Understanding the impact of aerosol on convective clouds requires the knowledge of cloud condensation nuclei spectrum, which represents the number of particles that uptake water and form cloud droplets as a function of supersaturation. The water uptake by aerosol is also of critical importance for the direct interaction of aerosol with radiation (i.e., aerosol direct effect) due to light scattering and absorption by aerosol. While both droplet activation under supersaturated conditions (i.e., relative humidity > 100%) and the hygroscopic growth under sub-saturated conditions (i.e., relative humidity < 100%) are strongly influenced by particle hygroscopicity, the thermodynamic regimes and measurement methods are very different. Aerosol particles, especially organic particles, can exhibit elevated hygroscopicity for droplet activation than that for hygroscopic growth. In the subsaturated regime, the hygroscopicity of organic particles can also vary strongly with relative humidity. However, global climate models usually treat organic species in aerosols with a constant hygroscopicity, potentially introducing substantial uncertainties in the quantification of aerosol radiative effects. 

We propose to deploy two advanced instruments, a size-resolved cloud condensation nuclei system and a Relative Humidity controlled Fast Integrated Mobility Spectrometer, during the Intensive Operation Period of the Tracking Aerosol Convection interactions ExpeRiment (TRACER).  The TRACER campaign focuses on the measurements of detailed convective cloud properties and the environment, including thermodynamic and aerosol properties.

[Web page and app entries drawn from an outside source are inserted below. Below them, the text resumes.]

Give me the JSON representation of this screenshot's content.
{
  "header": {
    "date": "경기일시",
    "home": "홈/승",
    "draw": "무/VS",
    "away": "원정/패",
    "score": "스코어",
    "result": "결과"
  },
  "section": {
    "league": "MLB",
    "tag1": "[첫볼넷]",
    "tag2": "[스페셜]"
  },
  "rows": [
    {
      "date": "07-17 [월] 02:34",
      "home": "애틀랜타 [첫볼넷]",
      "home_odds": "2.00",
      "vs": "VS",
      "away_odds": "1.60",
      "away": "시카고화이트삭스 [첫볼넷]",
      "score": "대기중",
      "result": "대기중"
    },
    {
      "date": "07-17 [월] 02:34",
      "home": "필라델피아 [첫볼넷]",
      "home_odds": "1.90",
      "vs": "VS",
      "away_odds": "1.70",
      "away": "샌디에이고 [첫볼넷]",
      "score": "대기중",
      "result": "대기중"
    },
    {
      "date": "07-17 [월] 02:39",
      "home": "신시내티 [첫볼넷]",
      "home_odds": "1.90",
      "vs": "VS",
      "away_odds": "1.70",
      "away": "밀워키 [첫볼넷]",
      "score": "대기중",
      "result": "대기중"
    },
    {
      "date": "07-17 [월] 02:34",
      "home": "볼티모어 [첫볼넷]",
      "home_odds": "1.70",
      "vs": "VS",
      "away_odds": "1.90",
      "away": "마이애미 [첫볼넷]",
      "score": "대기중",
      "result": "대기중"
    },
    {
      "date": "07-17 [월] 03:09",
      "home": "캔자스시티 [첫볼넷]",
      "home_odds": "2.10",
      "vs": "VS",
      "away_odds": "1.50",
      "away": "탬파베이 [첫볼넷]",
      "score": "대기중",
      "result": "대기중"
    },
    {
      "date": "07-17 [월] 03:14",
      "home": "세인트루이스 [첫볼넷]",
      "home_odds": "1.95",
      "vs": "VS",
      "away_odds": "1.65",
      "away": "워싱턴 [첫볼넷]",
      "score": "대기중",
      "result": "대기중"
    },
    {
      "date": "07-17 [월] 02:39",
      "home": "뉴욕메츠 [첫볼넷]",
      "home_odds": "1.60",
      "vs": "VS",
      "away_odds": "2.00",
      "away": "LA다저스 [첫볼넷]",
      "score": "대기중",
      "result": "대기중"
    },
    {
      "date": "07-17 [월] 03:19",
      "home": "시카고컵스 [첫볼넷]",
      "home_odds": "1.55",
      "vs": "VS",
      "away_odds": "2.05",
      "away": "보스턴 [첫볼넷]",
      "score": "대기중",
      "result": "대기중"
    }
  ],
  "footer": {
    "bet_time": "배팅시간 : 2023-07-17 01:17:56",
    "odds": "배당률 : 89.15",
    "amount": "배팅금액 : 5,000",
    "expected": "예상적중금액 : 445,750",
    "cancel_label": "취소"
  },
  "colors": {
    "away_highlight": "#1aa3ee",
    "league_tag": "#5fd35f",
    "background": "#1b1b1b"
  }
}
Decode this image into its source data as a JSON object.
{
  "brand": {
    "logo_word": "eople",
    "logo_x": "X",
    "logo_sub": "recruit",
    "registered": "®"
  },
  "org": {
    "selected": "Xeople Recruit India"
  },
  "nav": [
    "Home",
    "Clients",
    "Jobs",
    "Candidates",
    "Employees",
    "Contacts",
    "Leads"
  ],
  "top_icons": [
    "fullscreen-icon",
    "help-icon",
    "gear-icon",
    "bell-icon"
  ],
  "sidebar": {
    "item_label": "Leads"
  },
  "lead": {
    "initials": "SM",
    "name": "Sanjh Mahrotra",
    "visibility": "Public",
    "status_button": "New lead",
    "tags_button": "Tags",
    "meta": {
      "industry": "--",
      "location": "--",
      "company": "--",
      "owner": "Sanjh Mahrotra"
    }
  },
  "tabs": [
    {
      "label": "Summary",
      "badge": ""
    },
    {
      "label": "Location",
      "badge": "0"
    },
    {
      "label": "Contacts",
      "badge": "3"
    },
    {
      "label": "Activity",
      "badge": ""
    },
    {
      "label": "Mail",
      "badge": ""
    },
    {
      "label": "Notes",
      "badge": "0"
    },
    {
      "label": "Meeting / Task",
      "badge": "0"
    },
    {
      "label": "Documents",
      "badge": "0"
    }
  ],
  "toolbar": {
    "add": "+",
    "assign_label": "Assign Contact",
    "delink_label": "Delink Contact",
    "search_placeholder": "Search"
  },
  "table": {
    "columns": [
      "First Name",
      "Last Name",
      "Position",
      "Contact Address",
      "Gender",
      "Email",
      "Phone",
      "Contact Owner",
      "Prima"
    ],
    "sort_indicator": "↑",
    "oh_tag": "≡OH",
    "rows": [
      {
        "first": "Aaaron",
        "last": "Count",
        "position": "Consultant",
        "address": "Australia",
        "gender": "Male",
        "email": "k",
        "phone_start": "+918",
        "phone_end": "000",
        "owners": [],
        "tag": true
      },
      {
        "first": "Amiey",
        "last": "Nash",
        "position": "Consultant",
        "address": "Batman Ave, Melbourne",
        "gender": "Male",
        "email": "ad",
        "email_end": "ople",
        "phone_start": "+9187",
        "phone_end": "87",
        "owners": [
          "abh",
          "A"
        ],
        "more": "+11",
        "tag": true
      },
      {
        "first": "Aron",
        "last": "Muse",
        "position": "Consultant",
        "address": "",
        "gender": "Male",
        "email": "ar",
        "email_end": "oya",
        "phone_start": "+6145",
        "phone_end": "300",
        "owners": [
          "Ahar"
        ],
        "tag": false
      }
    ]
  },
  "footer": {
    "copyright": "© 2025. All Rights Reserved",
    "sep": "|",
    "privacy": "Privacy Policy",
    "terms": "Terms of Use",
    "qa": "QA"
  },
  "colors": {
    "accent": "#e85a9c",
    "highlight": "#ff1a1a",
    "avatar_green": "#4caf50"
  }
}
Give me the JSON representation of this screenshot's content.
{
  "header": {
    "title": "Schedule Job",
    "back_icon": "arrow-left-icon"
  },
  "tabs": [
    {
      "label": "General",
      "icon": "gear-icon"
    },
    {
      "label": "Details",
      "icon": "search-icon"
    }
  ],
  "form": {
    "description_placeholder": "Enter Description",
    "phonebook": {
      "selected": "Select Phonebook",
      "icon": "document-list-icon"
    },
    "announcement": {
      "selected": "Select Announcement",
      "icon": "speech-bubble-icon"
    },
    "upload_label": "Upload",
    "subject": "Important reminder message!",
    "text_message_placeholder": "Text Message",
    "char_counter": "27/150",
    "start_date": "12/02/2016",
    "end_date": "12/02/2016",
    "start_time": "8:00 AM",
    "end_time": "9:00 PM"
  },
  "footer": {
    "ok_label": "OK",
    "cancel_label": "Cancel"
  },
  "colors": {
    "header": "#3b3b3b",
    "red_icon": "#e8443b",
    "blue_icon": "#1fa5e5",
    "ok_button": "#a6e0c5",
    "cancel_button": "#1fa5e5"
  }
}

This proposed project has two main objectives: (1) to provide high quality and comprehensive characterization of aerosol microphysics including hygroscopic growth, mixing state, and cloud condensation nuclei activity that are necessary to address key objectives of the TRACER campaign, and (2) to quantify and understand the difference in hygroscopicity between subsaturated and supersaturated regimes and the variation of hygroscopicity with the relative humidity for aerosols of representative compositions and sources. This project helps maximize the scientific impact of TRACER campaign through deployment of advanced instruments that complements and leverages observations provided by the Atmospheric Radiation Measurement Climate Research Facility. The proposed research also helps improve the understanding and representation of aerosol hygroscopicity in global climate models such as Department of Energy’s Energy Exascale Earth System Model.
Award Recipient(s)
  • Washington University (PI: Wang, Jian)